*** GIVEN DATA ***

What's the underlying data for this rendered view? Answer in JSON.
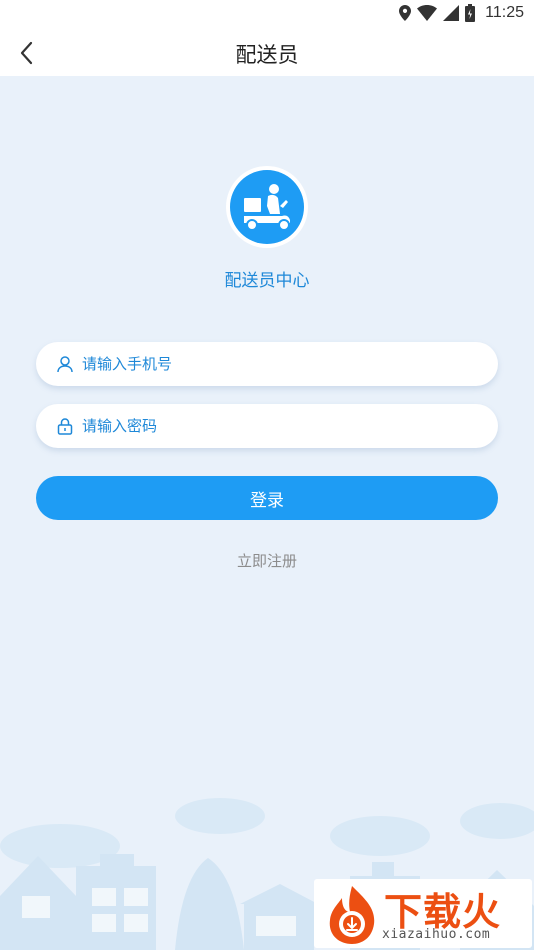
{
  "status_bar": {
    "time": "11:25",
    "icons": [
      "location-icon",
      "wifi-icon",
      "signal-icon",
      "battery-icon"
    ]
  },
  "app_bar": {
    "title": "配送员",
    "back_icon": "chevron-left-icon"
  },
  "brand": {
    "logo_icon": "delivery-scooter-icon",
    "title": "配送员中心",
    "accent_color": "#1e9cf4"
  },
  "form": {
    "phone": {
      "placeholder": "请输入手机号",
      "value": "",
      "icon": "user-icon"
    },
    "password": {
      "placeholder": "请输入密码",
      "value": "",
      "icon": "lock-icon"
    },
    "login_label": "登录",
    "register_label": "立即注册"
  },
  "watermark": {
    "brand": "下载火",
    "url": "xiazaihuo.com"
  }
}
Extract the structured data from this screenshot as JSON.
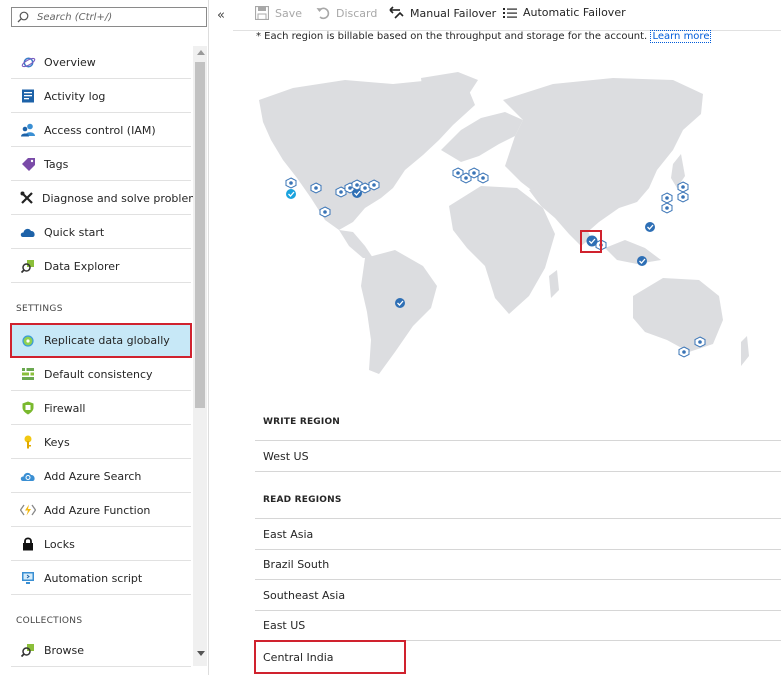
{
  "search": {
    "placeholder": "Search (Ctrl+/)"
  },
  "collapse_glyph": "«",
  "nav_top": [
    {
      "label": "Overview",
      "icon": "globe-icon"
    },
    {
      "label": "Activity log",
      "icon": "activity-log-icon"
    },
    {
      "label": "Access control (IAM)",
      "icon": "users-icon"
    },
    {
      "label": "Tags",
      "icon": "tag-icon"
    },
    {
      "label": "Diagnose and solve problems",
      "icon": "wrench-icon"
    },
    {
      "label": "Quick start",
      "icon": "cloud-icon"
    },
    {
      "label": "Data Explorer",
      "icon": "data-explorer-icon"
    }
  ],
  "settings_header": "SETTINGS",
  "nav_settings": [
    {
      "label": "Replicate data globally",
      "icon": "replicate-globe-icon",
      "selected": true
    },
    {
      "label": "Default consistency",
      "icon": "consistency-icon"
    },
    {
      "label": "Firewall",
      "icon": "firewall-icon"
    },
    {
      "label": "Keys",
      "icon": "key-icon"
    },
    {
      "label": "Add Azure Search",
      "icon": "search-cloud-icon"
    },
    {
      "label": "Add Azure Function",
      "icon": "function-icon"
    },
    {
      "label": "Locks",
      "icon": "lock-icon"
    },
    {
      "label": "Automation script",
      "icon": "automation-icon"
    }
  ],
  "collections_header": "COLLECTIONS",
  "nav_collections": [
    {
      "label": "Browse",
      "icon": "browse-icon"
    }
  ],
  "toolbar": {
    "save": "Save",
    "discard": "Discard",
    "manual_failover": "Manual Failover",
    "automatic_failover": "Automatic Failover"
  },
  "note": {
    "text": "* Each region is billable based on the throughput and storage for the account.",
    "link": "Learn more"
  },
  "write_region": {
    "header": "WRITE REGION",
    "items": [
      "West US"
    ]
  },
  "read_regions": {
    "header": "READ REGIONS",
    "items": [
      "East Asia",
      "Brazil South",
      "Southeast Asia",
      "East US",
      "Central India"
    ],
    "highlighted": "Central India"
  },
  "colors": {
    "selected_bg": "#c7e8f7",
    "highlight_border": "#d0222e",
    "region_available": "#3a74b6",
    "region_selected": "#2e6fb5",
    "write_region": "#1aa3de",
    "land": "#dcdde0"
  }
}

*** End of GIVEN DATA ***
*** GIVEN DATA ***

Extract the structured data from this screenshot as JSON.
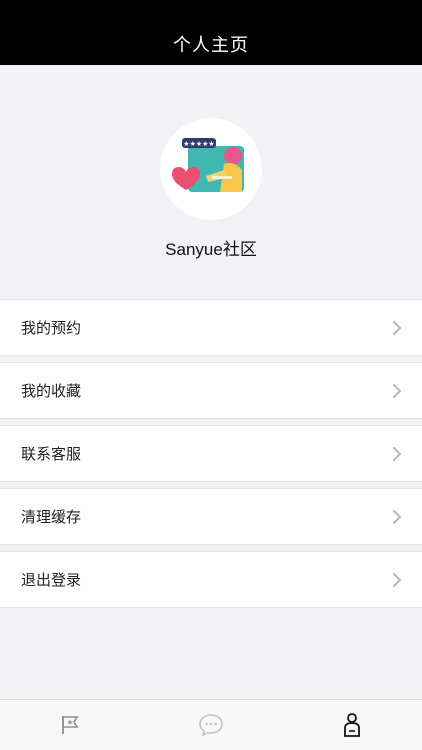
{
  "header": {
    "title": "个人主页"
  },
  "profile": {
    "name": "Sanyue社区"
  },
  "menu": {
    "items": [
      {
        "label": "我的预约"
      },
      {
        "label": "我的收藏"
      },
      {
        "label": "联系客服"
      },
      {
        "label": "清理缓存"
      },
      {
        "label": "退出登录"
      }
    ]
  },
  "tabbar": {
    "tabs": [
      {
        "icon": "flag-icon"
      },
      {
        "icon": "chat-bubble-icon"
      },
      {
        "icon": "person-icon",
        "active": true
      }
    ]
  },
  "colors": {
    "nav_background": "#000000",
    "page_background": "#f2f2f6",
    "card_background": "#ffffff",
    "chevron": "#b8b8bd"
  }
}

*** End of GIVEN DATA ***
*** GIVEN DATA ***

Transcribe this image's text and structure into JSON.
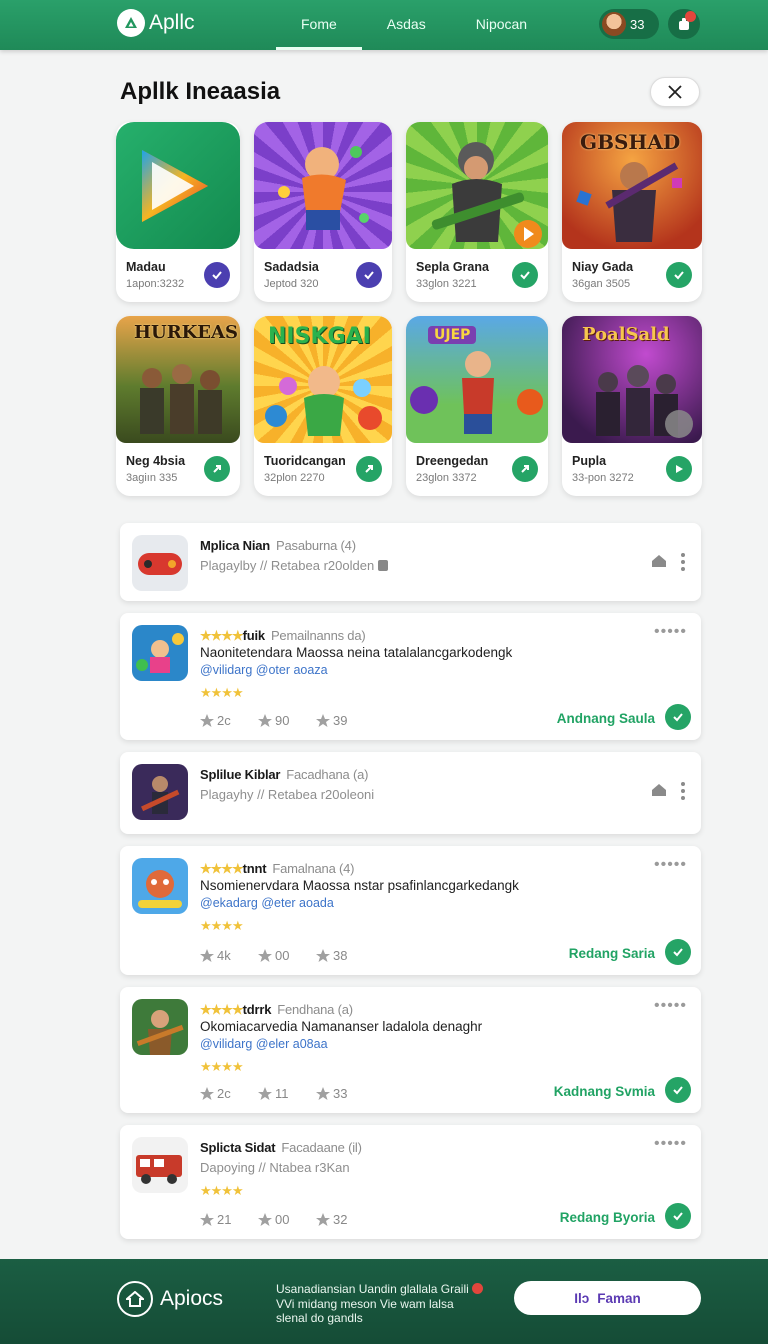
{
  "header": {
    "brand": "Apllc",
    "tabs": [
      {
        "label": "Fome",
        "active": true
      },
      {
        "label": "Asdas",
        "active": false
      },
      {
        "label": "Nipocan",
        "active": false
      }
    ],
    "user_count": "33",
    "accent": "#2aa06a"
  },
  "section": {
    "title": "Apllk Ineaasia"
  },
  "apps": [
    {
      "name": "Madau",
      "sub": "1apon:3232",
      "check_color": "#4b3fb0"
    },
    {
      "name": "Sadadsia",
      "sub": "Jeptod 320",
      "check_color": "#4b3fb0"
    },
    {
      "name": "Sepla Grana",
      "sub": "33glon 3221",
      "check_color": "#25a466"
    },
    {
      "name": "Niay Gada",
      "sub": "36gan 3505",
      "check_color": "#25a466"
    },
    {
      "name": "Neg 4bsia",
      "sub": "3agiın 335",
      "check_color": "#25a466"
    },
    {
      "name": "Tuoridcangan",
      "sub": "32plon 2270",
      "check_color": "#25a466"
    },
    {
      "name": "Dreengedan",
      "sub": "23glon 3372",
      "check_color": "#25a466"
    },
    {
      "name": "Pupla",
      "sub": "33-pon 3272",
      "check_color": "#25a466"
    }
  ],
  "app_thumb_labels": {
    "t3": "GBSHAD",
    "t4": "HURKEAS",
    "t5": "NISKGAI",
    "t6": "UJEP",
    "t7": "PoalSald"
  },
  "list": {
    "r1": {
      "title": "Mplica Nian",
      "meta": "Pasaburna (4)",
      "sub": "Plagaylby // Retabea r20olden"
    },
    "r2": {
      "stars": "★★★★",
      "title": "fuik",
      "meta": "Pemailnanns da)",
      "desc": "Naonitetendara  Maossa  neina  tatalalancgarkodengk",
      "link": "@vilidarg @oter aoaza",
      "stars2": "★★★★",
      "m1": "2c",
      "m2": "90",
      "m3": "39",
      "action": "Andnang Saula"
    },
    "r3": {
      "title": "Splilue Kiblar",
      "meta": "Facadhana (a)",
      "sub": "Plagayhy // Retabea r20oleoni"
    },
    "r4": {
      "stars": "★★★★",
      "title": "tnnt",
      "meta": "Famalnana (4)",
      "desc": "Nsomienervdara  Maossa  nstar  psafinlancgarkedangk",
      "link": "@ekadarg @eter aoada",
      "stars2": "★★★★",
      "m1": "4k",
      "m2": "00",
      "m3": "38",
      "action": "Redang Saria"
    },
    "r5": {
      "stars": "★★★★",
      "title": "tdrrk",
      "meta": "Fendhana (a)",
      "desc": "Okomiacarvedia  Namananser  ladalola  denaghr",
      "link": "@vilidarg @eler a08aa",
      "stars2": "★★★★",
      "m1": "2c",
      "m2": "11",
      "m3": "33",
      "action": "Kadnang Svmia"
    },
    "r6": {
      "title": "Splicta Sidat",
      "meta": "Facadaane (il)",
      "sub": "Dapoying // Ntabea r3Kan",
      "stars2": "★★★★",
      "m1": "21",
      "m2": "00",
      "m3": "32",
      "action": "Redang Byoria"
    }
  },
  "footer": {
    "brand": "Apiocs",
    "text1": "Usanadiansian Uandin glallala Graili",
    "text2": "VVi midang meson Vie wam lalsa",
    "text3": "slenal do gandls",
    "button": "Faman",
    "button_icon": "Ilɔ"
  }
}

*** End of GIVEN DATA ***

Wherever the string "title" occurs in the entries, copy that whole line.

    "title": "配送员",
    "title": "配送员中心",
    "title": "个人主页"
    "title": "Apllk Ineaasia"
      "title": "Mplica Nian",
      "title": "fuik",
      "title": "Splilue Kiblar",
      "title": "tnnt",
      "title": "tdrrk",
      "title": "Splicta Sidat",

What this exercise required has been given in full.